The decision is a very good description of the actual practice in the market, and as mentioned above it’s actually up to parties – that know what they are negotiating – to define in their contracts what should be treated as confidential.

In its 32 pages decision, the Court comes to the conclusion that IATA acted lawfully in developing the PaxIS products based on data from its BSPs. Each of Sabre’s arguments that IATA owed Sabre a duty to use BSP date solely for settlement purposes and not for commercial products such as PasIS were rejected. The Court determined that Sabre could not claim confidential rights to the airline ticketing data.

Needless to say that IATA was pleased with this decision, the more that, accordingly to its CEO G. Bisignani, it “brings clarity to the market place”.

However it’s good to pinpoint that in a similar case brought by Travelport in 2009, the Amsterdam District Court denied an injunction sought by the GQS to block IATA’s use of data stores in Travelport databases for PaxIS.

In reference to the Dutch case it should be stressed that it’s an injunctive and not a final decision as the Canadian case. The Dutch Court concludes in the injunction that Travelport’s database – made of the information it received from travel  agents – contains some similarities with the list of ticket information it dispatches to IATA, but said list is not a collection in the sense of Reg 7 961/9 EU. 

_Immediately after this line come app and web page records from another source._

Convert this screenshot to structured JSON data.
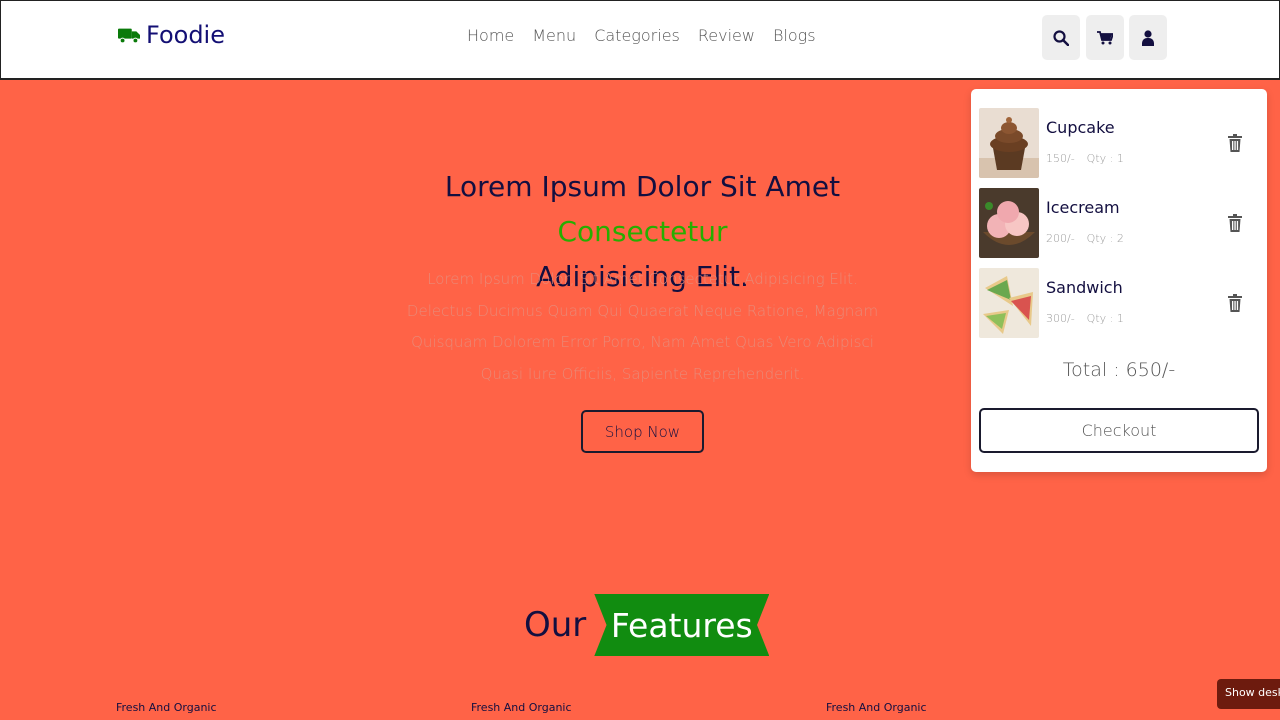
{
  "header": {
    "logo": "Foodie",
    "nav": [
      "Home",
      "Menu",
      "Categories",
      "Review",
      "Blogs"
    ]
  },
  "hero": {
    "title_main": "Lorem Ipsum Dolor Sit Amet",
    "title_accent": "Consectetur",
    "title_end": "Adipisicing Elit.",
    "text": "Lorem Ipsum Dolor, Sit Amet Consectetur Adipisicing Elit. Delectus Ducimus Quam Qui Quaerat Neque Ratione, Magnam Quisquam Dolorem Error Porro, Nam Amet Quas Vero Adipisci Quasi Iure Officiis, Sapiente Reprehenderit.",
    "button": "Shop Now"
  },
  "cart": {
    "items": [
      {
        "name": "Cupcake",
        "price": "150/-",
        "qty": "Qty : 1"
      },
      {
        "name": "Icecream",
        "price": "200/-",
        "qty": "Qty : 2"
      },
      {
        "name": "Sandwich",
        "price": "300/-",
        "qty": "Qty : 1"
      }
    ],
    "total": "Total : 650/-",
    "checkout": "Checkout"
  },
  "features": {
    "heading_plain": "Our",
    "heading_highlight": "Features",
    "labels": [
      "Fresh And Organic",
      "Fresh And Organic",
      "Fresh And Organic"
    ]
  },
  "toast": "Show desktop",
  "colors": {
    "background": "#ff6347",
    "accent_green": "#27ae00",
    "ribbon_green": "#118c10",
    "dark": "#130f40"
  }
}
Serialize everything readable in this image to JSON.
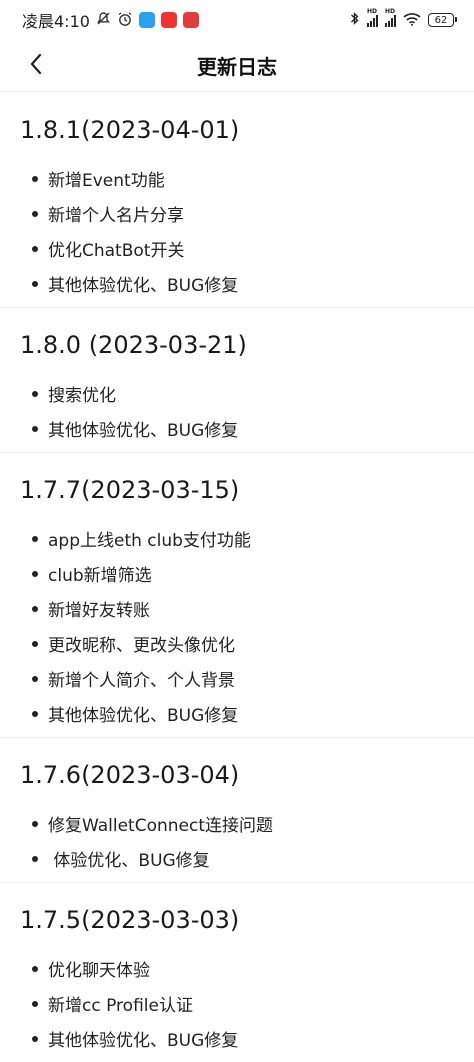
{
  "status_bar": {
    "time": "凌晨4:10",
    "battery": "62",
    "icons": [
      "mute-icon",
      "alarm-icon",
      "app-icon-blue",
      "app-icon-red",
      "app-icon-red-2",
      "bluetooth-icon",
      "signal-icon",
      "signal-icon-2",
      "wifi-icon"
    ],
    "colors": {
      "app_blue": "#2aa0f0",
      "app_red": "#ee3333",
      "app_red2": "#e23b3b"
    },
    "hd_label": "HD"
  },
  "nav": {
    "title": "更新日志",
    "back_icon": "chevron-left-icon"
  },
  "changelog": [
    {
      "version": "1.8.1(2023-04-01)",
      "items": [
        "新增Event功能",
        "新增个人名片分享",
        "优化ChatBot开关",
        "其他体验优化、BUG修复"
      ]
    },
    {
      "version": "1.8.0 (2023-03-21)",
      "items": [
        "搜索优化",
        "其他体验优化、BUG修复"
      ]
    },
    {
      "version": "1.7.7(2023-03-15)",
      "items": [
        "app上线eth club支付功能",
        "club新增筛选",
        "新增好友转账",
        "更改昵称、更改头像优化",
        "新增个人简介、个人背景",
        "其他体验优化、BUG修复"
      ]
    },
    {
      "version": "1.7.6(2023-03-04)",
      "items": [
        "修复WalletConnect连接问题",
        " 体验优化、BUG修复"
      ]
    },
    {
      "version": "1.7.5(2023-03-03)",
      "items": [
        "优化聊天体验",
        "新增cc Profile认证",
        "其他体验优化、BUG修复"
      ]
    }
  ]
}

Therefore it’s possible for IATA, in the Dutch case, to recollect the received information in its own database. ( Rechtbank Amsterdam, 433126/KG ZA 09-1499).

 

 

For further information and comment, please contact Arthur Flieger at

Flieger@fliegerlaw.com, Website: www.fliegerlaw.com, telephone: 03/238.77.66 –

Fax: 03/216.18.44

Copyright A. Flieger

PaxIs : Passenger Intelligence Services

ETSPA: Electronic Ticketing System Provider Agreement

PAConf : Passenger Agency Conference ( established by IATA )

TSP: The System Provider

DPC: Data Processing Centre

BSP: Billing and Settlement Plans